Friday, April 30, 2010

The Science of Science Fiction--From Sugar to Gas

Since I just discussed fusion energy in my last post, it seems natural to continue talking about possible future sources of energy. Here's an article from Scientific American about turning plant sugars into gasoline. Biofuels are becoming more popular, but by turning corn into ethanol, you reduce the portion of the crop that becomes food. This Madison scientist has found a way to use a variety of plant sugars, including polysaccharides we can't digest. He doesn't produce ethanol, but actual gasoline. (What's really ironic is that he was trying to find a source of hydrogen for hydrogen cells. Sometimes science makes more progress when you obtain an unexpected result.) His process is faster than ethanol production, is carbon-neutral, and can produce other types of fuels, like diesel and jet fuel. It does require certain rare elements as catalysts, and the reaction requires heat and pressure. But once the process starts, the heat it gives off helps to drive the process.

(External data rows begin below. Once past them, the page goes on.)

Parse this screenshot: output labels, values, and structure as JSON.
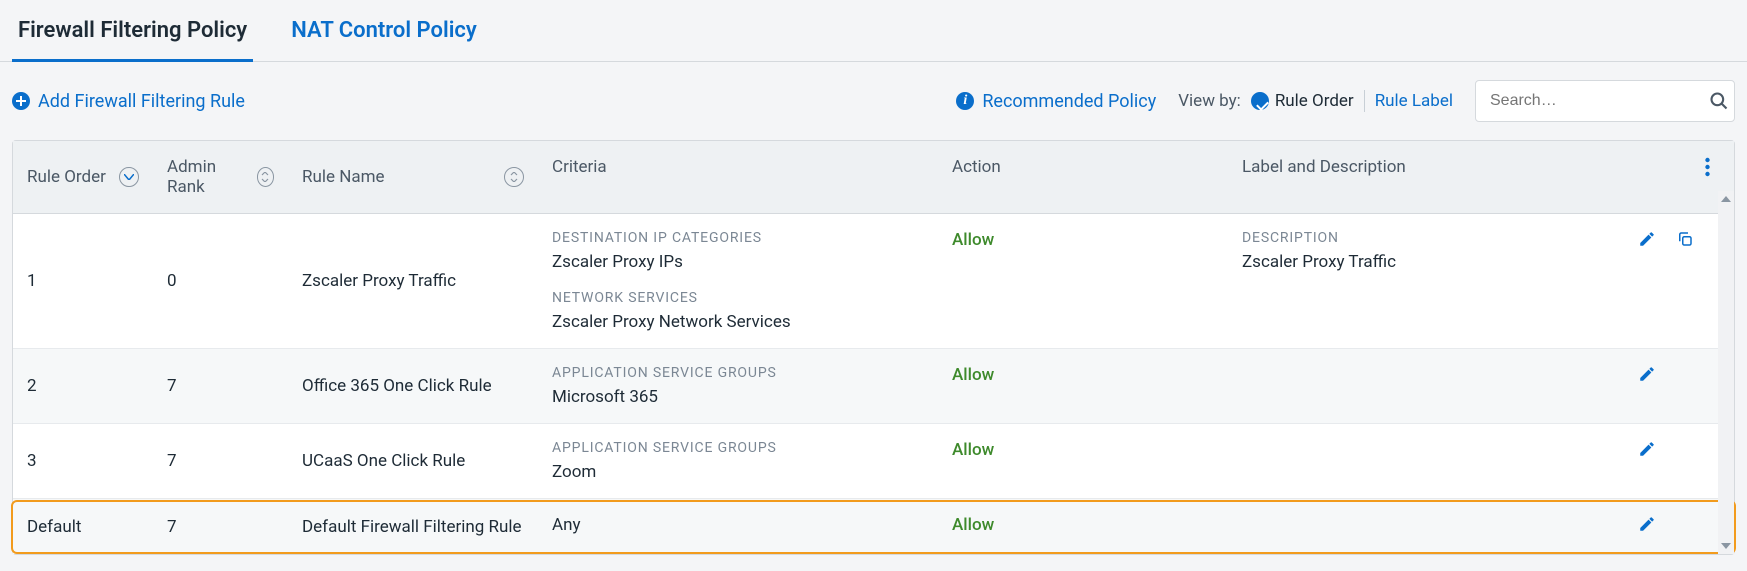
{
  "tabs": {
    "firewall": "Firewall Filtering Policy",
    "nat": "NAT Control Policy"
  },
  "toolbar": {
    "add_rule": "Add Firewall Filtering Rule",
    "recommended": "Recommended Policy",
    "view_by_label": "View by:",
    "view_by_order": "Rule Order",
    "view_by_label_opt": "Rule Label",
    "search_placeholder": "Search…"
  },
  "headers": {
    "order": "Rule Order",
    "rank": "Admin Rank",
    "name": "Rule Name",
    "criteria": "Criteria",
    "action": "Action",
    "label": "Label and Description"
  },
  "rows": [
    {
      "order": "1",
      "rank": "0",
      "name": "Zscaler Proxy Traffic",
      "criteria": [
        {
          "label": "DESTINATION IP CATEGORIES",
          "value": "Zscaler Proxy IPs"
        },
        {
          "label": "NETWORK SERVICES",
          "value": "Zscaler Proxy Network Services"
        }
      ],
      "action": "Allow",
      "desc_label": "DESCRIPTION",
      "desc_value": "Zscaler Proxy Traffic",
      "can_copy": true
    },
    {
      "order": "2",
      "rank": "7",
      "name": "Office 365 One Click Rule",
      "criteria": [
        {
          "label": "APPLICATION SERVICE GROUPS",
          "value": "Microsoft 365"
        }
      ],
      "action": "Allow",
      "desc_label": "",
      "desc_value": "",
      "can_copy": false
    },
    {
      "order": "3",
      "rank": "7",
      "name": "UCaaS One Click Rule",
      "criteria": [
        {
          "label": "APPLICATION SERVICE GROUPS",
          "value": "Zoom"
        }
      ],
      "action": "Allow",
      "desc_label": "",
      "desc_value": "",
      "can_copy": false
    },
    {
      "order": "Default",
      "rank": "7",
      "name": "Default Firewall Filtering Rule",
      "criteria_plain": "Any",
      "action": "Allow",
      "desc_label": "",
      "desc_value": "",
      "can_copy": false
    }
  ]
}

How a society powers itself can play a role in world-building. I think fuel production like this would work well on young planets that can sustain life but haven't done so long enough to build coal and oil reserves. If the planet happens to have an abundance of the catalytic elements, all the better; maybe it could even export them to other worlds. A planet could have high tech like this yet still have a major agricultural component. (And if a society has access to "easy" energy sources like this, it may affect how fast they grow and what their technology is like.) If humans find inedible plants on other worlds, they could possibly harvest them for fuel instead. Or they may find microbes that have evolved to produce gasoline as an energy source or waste product. What would energy do for your world?

No comments:

Site Meter